* _Task requirements_:
Every line of the material is to be repeated exactly as it stands.

* _Provided information_:
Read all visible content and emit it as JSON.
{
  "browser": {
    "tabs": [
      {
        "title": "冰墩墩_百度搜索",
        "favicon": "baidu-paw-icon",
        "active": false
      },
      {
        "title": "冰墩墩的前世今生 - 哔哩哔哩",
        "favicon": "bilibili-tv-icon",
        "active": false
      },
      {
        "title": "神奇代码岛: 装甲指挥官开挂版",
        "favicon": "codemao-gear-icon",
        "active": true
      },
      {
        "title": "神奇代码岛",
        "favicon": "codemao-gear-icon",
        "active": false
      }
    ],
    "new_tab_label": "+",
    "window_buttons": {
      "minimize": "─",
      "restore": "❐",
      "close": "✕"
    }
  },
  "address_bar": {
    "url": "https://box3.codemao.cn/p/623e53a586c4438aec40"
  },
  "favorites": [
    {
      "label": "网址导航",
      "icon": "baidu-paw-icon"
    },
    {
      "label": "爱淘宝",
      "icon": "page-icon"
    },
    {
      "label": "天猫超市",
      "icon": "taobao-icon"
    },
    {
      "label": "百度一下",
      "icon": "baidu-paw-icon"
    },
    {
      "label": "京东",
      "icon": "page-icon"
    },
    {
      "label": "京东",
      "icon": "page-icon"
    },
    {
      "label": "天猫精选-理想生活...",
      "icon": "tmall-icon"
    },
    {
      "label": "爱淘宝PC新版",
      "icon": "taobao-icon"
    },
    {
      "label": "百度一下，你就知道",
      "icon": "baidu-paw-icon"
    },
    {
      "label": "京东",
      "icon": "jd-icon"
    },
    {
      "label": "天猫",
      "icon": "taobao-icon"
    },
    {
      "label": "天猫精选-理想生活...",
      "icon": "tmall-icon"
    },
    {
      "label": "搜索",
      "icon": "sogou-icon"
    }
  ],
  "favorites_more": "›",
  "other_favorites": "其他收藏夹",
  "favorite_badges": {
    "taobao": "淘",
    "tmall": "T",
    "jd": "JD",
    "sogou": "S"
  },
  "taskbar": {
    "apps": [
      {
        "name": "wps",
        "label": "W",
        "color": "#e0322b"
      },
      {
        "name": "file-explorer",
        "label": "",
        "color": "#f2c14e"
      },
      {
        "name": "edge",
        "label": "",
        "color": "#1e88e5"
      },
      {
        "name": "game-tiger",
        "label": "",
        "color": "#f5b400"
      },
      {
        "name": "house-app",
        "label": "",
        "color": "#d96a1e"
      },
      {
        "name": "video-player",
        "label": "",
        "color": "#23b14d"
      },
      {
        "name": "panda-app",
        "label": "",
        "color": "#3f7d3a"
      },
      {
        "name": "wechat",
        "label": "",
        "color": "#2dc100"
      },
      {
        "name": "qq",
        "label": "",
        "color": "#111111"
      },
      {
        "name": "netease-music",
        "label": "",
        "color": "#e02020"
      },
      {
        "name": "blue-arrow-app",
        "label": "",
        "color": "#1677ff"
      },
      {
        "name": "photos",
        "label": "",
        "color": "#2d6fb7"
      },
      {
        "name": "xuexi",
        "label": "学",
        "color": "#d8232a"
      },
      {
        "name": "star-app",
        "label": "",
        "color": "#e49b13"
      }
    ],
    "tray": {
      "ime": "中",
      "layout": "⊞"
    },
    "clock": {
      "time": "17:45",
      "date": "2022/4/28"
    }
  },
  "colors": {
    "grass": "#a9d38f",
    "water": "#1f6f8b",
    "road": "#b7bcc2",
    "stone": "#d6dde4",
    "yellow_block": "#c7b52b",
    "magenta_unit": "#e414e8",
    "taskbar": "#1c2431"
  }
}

* _Answer area_:
Read all visible content and emit it as JSON.
{
  "browser": {
    "tabs": [
      {
        "title": "冰墩墩_百度搜索",
        "favicon": "baidu-paw-icon",
        "active": false
      },
      {
        "title": "冰墩墩的前世今生 - 哔哩哔哩",
        "favicon": "bilibili-tv-icon",
        "active": false
      },
      {
        "title": "神奇代码岛: 装甲指挥官开挂版",
        "favicon": "codemao-gear-icon",
        "active": true
      },
      {
        "title": "神奇代码岛",
        "favicon": "codemao-gear-icon",
        "active": false
      }
    ],
    "new_tab_label": "+",
    "window_buttons": {
      "minimize": "─",
      "restore": "❐",
      "close": "✕"
    }
  },
  "address_bar": {
    "url": "https://box3.codemao.cn/p/623e53a586c4438aec40"
  },
  "favorites": [
    {
      "label": "网址导航",
      "icon": "baidu-paw-icon"
    },
    {
      "label": "爱淘宝",
      "icon": "page-icon"
    },
    {
      "label": "天猫超市",
      "icon": "taobao-icon"
    },
    {
      "label": "百度一下",
      "icon": "baidu-paw-icon"
    },
    {
      "label": "京东",
      "icon": "page-icon"
    },
    {
      "label": "京东",
      "icon": "page-icon"
    },
    {
      "label": "天猫精选-理想生活...",
      "icon": "tmall-icon"
    },
    {
      "label": "爱淘宝PC新版",
      "icon": "taobao-icon"
    },
    {
      "label": "百度一下，你就知道",
      "icon": "baidu-paw-icon"
    },
    {
      "label": "京东",
      "icon": "jd-icon"
    },
    {
      "label": "天猫",
      "icon": "taobao-icon"
    },
    {
      "label": "天猫精选-理想生活...",
      "icon": "tmall-icon"
    },
    {
      "label": "搜索",
      "icon": "sogou-icon"
    }
  ],
  "favorites_more": "›",
  "other_favorites": "其他收藏夹",
  "favorite_badges": {
    "taobao": "淘",
    "tmall": "T",
    "jd": "JD",
    "sogou": "S"
  },
  "taskbar": {
    "apps": [
      {
        "name": "wps",
        "label": "W",
        "color": "#e0322b"
      },
      {
        "name": "file-explorer",
        "label": "",
        "color": "#f2c14e"
      },
      {
        "name": "edge",
        "label": "",
        "color": "#1e88e5"
      },
      {
        "name": "game-tiger",
        "label": "",
        "color": "#f5b400"
      },
      {
        "name": "house-app",
        "label": "",
        "color": "#d96a1e"
      },
      {
        "name": "video-player",
        "label": "",
        "color": "#23b14d"
      },
      {
        "name": "panda-app",
        "label": "",
        "color": "#3f7d3a"
      },
      {
        "name": "wechat",
        "label": "",
        "color": "#2dc100"
      },
      {
        "name": "qq",
        "label": "",
        "color": "#111111"
      },
      {
        "name": "netease-music",
        "label": "",
        "color": "#e02020"
      },
      {
        "name": "blue-arrow-app",
        "label": "",
        "color": "#1677ff"
      },
      {
        "name": "photos",
        "label": "",
        "color": "#2d6fb7"
      },
      {
        "name": "xuexi",
        "label": "学",
        "color": "#d8232a"
      },
      {
        "name": "star-app",
        "label": "",
        "color": "#e49b13"
      }
    ],
    "tray": {
      "ime": "中",
      "layout": "⊞"
    },
    "clock": {
      "time": "17:45",
      "date": "2022/4/28"
    }
  },
  "colors": {
    "grass": "#a9d38f",
    "water": "#1f6f8b",
    "road": "#b7bcc2",
    "stone": "#d6dde4",
    "yellow_block": "#c7b52b",
    "magenta_unit": "#e414e8",
    "taskbar": "#1c2431"
  }
}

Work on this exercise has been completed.